Only a number is wanted here: how many lines in the entries below contain the word "messsages".

== SOURCE RECORDS

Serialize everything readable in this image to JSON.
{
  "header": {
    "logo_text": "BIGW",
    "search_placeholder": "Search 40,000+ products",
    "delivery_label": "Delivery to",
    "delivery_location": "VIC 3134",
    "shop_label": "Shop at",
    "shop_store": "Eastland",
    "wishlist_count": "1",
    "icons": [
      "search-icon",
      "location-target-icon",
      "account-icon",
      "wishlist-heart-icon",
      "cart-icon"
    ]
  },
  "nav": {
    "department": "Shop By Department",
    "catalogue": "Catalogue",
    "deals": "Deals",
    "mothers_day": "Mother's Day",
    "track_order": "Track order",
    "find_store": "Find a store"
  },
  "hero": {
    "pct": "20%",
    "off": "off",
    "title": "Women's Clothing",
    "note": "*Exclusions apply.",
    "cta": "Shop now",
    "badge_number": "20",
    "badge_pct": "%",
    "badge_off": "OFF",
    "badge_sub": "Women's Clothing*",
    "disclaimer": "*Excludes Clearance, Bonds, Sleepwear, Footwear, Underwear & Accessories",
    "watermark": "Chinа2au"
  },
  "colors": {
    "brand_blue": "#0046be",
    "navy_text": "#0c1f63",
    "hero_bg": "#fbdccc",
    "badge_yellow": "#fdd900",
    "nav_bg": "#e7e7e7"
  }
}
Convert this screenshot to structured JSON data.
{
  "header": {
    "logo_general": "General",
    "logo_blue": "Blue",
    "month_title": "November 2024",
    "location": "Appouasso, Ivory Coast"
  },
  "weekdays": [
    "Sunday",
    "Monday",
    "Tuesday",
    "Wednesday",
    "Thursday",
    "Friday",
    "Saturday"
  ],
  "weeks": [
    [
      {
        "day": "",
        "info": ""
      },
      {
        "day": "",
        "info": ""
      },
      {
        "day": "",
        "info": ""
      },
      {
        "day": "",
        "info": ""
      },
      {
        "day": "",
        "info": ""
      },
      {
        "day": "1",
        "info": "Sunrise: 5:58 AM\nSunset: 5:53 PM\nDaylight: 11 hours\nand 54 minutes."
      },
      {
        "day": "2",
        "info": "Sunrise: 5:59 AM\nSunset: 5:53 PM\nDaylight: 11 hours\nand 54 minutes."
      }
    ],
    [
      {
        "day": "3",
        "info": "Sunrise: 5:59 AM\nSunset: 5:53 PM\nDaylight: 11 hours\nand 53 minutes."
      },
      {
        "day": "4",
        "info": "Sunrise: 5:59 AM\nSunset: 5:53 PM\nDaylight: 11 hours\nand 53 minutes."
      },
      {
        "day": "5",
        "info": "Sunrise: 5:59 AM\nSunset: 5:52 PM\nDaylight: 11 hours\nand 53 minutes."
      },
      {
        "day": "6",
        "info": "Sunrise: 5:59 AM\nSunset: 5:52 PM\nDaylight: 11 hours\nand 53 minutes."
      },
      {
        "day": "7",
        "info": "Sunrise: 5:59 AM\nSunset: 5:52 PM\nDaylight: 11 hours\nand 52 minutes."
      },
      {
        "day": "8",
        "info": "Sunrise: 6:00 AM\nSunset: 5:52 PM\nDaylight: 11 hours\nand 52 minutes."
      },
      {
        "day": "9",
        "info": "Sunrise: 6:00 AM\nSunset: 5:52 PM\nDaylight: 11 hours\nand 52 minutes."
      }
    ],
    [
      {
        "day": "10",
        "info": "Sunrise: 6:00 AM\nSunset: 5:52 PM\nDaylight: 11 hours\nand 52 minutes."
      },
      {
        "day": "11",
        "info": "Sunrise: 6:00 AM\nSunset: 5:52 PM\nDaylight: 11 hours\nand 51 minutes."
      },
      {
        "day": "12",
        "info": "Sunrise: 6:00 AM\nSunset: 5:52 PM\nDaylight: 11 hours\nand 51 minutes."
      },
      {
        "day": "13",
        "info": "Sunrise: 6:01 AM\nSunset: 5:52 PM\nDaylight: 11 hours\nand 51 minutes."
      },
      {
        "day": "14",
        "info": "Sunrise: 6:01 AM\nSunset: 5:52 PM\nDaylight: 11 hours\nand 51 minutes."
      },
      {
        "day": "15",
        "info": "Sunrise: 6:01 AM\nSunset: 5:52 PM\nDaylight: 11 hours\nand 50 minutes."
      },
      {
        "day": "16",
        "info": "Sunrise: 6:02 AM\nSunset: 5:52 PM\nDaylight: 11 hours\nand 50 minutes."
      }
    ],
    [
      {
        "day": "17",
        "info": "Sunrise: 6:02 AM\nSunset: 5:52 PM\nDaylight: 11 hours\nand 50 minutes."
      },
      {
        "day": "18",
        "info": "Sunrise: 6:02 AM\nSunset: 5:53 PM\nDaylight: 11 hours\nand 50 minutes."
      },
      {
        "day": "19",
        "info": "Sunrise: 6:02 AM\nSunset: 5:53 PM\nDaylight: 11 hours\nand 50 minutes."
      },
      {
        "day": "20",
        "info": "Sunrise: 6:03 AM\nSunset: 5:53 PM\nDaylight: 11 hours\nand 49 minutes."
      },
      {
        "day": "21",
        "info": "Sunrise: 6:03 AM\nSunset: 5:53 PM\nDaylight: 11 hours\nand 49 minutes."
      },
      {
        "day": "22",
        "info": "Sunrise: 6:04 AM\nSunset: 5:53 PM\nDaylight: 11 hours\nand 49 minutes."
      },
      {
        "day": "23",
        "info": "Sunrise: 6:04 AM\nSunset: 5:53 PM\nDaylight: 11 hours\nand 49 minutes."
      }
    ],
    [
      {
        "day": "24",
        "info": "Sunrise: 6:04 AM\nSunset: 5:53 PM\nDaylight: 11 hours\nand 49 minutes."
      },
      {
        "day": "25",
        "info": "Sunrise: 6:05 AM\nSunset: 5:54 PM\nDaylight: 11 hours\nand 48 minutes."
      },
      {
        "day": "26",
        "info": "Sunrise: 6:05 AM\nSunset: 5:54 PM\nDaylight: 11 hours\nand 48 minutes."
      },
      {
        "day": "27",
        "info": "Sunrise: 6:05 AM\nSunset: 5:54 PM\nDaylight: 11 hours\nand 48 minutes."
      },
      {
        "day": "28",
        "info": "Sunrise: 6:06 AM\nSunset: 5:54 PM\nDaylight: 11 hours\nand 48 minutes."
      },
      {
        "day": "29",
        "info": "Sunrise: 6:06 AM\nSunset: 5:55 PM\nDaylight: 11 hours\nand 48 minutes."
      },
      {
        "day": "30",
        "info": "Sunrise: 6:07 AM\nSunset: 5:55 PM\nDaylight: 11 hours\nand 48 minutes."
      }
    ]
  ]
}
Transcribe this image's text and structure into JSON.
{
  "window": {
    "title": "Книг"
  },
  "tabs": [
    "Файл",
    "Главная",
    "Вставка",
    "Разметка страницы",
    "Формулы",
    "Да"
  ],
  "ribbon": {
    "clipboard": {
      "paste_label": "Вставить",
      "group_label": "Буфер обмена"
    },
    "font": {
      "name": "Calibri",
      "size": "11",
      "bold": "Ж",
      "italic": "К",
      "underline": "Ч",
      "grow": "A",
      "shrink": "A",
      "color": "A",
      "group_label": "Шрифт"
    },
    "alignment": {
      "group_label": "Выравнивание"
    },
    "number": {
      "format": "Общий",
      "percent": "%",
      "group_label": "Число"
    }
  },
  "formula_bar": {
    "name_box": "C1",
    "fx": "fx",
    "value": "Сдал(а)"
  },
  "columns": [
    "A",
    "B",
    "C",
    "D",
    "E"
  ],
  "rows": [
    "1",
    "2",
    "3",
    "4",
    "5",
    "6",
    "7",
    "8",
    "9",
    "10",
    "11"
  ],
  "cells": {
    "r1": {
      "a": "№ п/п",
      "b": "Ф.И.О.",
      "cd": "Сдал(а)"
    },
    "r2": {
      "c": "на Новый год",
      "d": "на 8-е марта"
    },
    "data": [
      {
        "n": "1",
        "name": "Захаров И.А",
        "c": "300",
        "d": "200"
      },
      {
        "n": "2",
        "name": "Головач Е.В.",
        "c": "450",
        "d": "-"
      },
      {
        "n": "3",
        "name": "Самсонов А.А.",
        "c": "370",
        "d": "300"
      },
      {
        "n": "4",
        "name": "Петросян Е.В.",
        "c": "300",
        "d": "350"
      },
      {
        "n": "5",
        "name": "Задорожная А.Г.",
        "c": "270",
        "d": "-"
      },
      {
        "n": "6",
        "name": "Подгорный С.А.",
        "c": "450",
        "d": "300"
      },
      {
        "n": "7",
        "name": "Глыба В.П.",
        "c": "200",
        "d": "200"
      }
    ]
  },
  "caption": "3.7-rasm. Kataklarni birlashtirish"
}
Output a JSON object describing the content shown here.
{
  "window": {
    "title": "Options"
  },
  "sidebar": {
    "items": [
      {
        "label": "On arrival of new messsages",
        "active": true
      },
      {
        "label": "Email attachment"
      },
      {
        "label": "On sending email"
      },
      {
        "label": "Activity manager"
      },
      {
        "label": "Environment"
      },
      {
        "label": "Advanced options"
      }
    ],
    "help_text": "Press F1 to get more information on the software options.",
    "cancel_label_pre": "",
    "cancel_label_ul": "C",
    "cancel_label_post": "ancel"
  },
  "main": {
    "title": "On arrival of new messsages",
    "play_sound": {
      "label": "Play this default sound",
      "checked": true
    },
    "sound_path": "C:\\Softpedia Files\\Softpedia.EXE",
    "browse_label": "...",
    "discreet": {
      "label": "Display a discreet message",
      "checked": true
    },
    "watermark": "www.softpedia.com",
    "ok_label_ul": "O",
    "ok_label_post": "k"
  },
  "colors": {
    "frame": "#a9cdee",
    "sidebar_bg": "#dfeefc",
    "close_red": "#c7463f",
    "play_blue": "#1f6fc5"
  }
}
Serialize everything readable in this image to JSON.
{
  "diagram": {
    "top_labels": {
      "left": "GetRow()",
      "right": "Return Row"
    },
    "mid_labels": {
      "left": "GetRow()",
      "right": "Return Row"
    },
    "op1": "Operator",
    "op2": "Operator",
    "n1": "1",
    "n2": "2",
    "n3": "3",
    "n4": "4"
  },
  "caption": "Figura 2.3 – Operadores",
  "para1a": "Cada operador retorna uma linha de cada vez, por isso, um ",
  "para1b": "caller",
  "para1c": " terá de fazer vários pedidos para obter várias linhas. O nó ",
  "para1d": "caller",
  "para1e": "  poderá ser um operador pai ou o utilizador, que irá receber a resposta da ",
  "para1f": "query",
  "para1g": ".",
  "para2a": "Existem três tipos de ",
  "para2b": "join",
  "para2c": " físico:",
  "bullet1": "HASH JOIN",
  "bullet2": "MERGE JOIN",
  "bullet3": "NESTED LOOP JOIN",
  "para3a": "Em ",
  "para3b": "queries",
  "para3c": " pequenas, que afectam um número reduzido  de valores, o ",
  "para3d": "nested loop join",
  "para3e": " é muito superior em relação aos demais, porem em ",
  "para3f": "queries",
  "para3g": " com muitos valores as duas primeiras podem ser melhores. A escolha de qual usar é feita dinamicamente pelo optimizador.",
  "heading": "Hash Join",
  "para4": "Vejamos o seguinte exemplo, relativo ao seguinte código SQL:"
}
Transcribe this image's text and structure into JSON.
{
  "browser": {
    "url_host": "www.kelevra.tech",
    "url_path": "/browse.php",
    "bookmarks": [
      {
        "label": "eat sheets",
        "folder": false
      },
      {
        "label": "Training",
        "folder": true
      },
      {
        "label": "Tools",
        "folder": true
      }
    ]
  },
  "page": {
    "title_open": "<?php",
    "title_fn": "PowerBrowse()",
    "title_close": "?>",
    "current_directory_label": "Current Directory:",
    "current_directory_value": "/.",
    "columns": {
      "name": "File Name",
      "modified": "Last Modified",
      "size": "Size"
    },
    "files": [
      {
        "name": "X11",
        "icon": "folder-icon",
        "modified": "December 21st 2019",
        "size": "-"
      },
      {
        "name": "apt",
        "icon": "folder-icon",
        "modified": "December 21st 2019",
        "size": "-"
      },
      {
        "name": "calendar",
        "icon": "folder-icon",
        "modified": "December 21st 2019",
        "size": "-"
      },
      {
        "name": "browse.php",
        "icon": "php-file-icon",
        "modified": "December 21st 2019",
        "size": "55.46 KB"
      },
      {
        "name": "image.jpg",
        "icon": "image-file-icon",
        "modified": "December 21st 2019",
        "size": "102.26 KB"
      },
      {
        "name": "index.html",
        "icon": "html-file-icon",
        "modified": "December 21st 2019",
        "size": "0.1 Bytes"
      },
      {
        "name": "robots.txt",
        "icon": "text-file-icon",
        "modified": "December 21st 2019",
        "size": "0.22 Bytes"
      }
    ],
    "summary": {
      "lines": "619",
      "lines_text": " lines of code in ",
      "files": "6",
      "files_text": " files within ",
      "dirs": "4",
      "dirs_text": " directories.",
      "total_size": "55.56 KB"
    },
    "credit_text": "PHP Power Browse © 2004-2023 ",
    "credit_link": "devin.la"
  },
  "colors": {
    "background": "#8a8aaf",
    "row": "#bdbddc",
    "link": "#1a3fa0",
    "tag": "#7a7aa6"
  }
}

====

=== RESPONSE ===
2